Assignment » Each entry that follows should be retyped exactly.

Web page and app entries
Segment Open

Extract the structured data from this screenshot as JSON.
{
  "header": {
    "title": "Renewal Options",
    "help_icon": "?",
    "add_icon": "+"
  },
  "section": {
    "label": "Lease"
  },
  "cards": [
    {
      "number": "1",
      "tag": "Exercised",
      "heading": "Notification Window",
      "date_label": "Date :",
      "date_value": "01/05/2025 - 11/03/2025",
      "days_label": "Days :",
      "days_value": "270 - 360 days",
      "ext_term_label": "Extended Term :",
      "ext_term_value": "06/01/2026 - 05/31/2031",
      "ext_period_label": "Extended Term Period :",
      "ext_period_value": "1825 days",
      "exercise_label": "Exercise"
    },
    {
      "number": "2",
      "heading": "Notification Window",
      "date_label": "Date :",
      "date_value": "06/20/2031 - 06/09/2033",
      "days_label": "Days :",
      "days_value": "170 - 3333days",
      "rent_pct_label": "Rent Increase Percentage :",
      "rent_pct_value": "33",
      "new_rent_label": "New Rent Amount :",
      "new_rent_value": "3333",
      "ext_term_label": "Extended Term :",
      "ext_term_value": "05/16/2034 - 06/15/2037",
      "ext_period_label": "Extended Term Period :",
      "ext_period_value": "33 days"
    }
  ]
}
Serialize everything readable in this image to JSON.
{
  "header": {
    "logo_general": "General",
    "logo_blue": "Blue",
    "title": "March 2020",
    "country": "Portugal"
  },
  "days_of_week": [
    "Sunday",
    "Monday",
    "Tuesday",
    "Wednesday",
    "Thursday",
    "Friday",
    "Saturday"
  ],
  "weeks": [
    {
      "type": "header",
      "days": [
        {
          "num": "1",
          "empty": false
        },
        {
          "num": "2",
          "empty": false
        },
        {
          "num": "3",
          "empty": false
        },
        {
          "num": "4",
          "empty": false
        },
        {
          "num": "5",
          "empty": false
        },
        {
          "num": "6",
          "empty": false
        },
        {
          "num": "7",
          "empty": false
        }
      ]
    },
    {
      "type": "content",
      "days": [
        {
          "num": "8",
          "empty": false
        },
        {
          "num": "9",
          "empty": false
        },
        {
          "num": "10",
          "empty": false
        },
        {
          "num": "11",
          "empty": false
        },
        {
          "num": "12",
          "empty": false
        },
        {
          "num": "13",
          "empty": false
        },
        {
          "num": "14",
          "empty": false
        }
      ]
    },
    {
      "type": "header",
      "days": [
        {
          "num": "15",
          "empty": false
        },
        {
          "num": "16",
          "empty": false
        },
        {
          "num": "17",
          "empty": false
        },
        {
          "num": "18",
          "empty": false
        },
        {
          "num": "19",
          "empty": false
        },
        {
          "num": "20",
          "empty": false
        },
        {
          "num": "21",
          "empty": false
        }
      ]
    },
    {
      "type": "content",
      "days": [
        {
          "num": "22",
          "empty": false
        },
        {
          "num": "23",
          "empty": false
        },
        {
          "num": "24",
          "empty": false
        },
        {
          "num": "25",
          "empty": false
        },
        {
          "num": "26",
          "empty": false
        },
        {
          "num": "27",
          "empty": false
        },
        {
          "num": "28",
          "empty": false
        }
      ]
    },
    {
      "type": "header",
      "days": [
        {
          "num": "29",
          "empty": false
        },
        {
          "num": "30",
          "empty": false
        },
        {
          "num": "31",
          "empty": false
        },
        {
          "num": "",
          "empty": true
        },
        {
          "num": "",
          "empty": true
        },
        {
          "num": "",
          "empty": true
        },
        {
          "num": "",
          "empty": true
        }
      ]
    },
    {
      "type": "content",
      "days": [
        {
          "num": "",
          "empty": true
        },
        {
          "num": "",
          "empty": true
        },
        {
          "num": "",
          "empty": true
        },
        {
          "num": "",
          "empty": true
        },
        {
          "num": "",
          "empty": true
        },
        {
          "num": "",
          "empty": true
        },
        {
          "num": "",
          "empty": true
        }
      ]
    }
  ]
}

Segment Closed

Solution below »
Extract the structured data from this screenshot as JSON.
{
  "header": {
    "title": "Renewal Options",
    "help_icon": "?",
    "add_icon": "+"
  },
  "section": {
    "label": "Lease"
  },
  "cards": [
    {
      "number": "1",
      "tag": "Exercised",
      "heading": "Notification Window",
      "date_label": "Date :",
      "date_value": "01/05/2025 - 11/03/2025",
      "days_label": "Days :",
      "days_value": "270 - 360 days",
      "ext_term_label": "Extended Term :",
      "ext_term_value": "06/01/2026 - 05/31/2031",
      "ext_period_label": "Extended Term Period :",
      "ext_period_value": "1825 days",
      "exercise_label": "Exercise"
    },
    {
      "number": "2",
      "heading": "Notification Window",
      "date_label": "Date :",
      "date_value": "06/20/2031 - 06/09/2033",
      "days_label": "Days :",
      "days_value": "170 - 3333days",
      "rent_pct_label": "Rent Increase Percentage :",
      "rent_pct_value": "33",
      "new_rent_label": "New Rent Amount :",
      "new_rent_value": "3333",
      "ext_term_label": "Extended Term :",
      "ext_term_value": "05/16/2034 - 06/15/2037",
      "ext_period_label": "Extended Term Period :",
      "ext_period_value": "33 days"
    }
  ]
}
Serialize everything readable in this image to JSON.
{
  "header": {
    "logo_general": "General",
    "logo_blue": "Blue",
    "title": "March 2020",
    "country": "Portugal"
  },
  "days_of_week": [
    "Sunday",
    "Monday",
    "Tuesday",
    "Wednesday",
    "Thursday",
    "Friday",
    "Saturday"
  ],
  "weeks": [
    {
      "type": "header",
      "days": [
        {
          "num": "1",
          "empty": false
        },
        {
          "num": "2",
          "empty": false
        },
        {
          "num": "3",
          "empty": false
        },
        {
          "num": "4",
          "empty": false
        },
        {
          "num": "5",
          "empty": false
        },
        {
          "num": "6",
          "empty": false
        },
        {
          "num": "7",
          "empty": false
        }
      ]
    },
    {
      "type": "content",
      "days": [
        {
          "num": "8",
          "empty": false
        },
        {
          "num": "9",
          "empty": false
        },
        {
          "num": "10",
          "empty": false
        },
        {
          "num": "11",
          "empty": false
        },
        {
          "num": "12",
          "empty": false
        },
        {
          "num": "13",
          "empty": false
        },
        {
          "num": "14",
          "empty": false
        }
      ]
    },
    {
      "type": "header",
      "days": [
        {
          "num": "15",
          "empty": false
        },
        {
          "num": "16",
          "empty": false
        },
        {
          "num": "17",
          "empty": false
        },
        {
          "num": "18",
          "empty": false
        },
        {
          "num": "19",
          "empty": false
        },
        {
          "num": "20",
          "empty": false
        },
        {
          "num": "21",
          "empty": false
        }
      ]
    },
    {
      "type": "content",
      "days": [
        {
          "num": "22",
          "empty": false
        },
        {
          "num": "23",
          "empty": false
        },
        {
          "num": "24",
          "empty": false
        },
        {
          "num": "25",
          "empty": false
        },
        {
          "num": "26",
          "empty": false
        },
        {
          "num": "27",
          "empty": false
        },
        {
          "num": "28",
          "empty": false
        }
      ]
    },
    {
      "type": "header",
      "days": [
        {
          "num": "29",
          "empty": false
        },
        {
          "num": "30",
          "empty": false
        },
        {
          "num": "31",
          "empty": false
        },
        {
          "num": "",
          "empty": true
        },
        {
          "num": "",
          "empty": true
        },
        {
          "num": "",
          "empty": true
        },
        {
          "num": "",
          "empty": true
        }
      ]
    },
    {
      "type": "content",
      "days": [
        {
          "num": "",
          "empty": true
        },
        {
          "num": "",
          "empty": true
        },
        {
          "num": "",
          "empty": true
        },
        {
          "num": "",
          "empty": true
        },
        {
          "num": "",
          "empty": true
        },
        {
          "num": "",
          "empty": true
        },
        {
          "num": "",
          "empty": true
        }
      ]
    }
  ]
}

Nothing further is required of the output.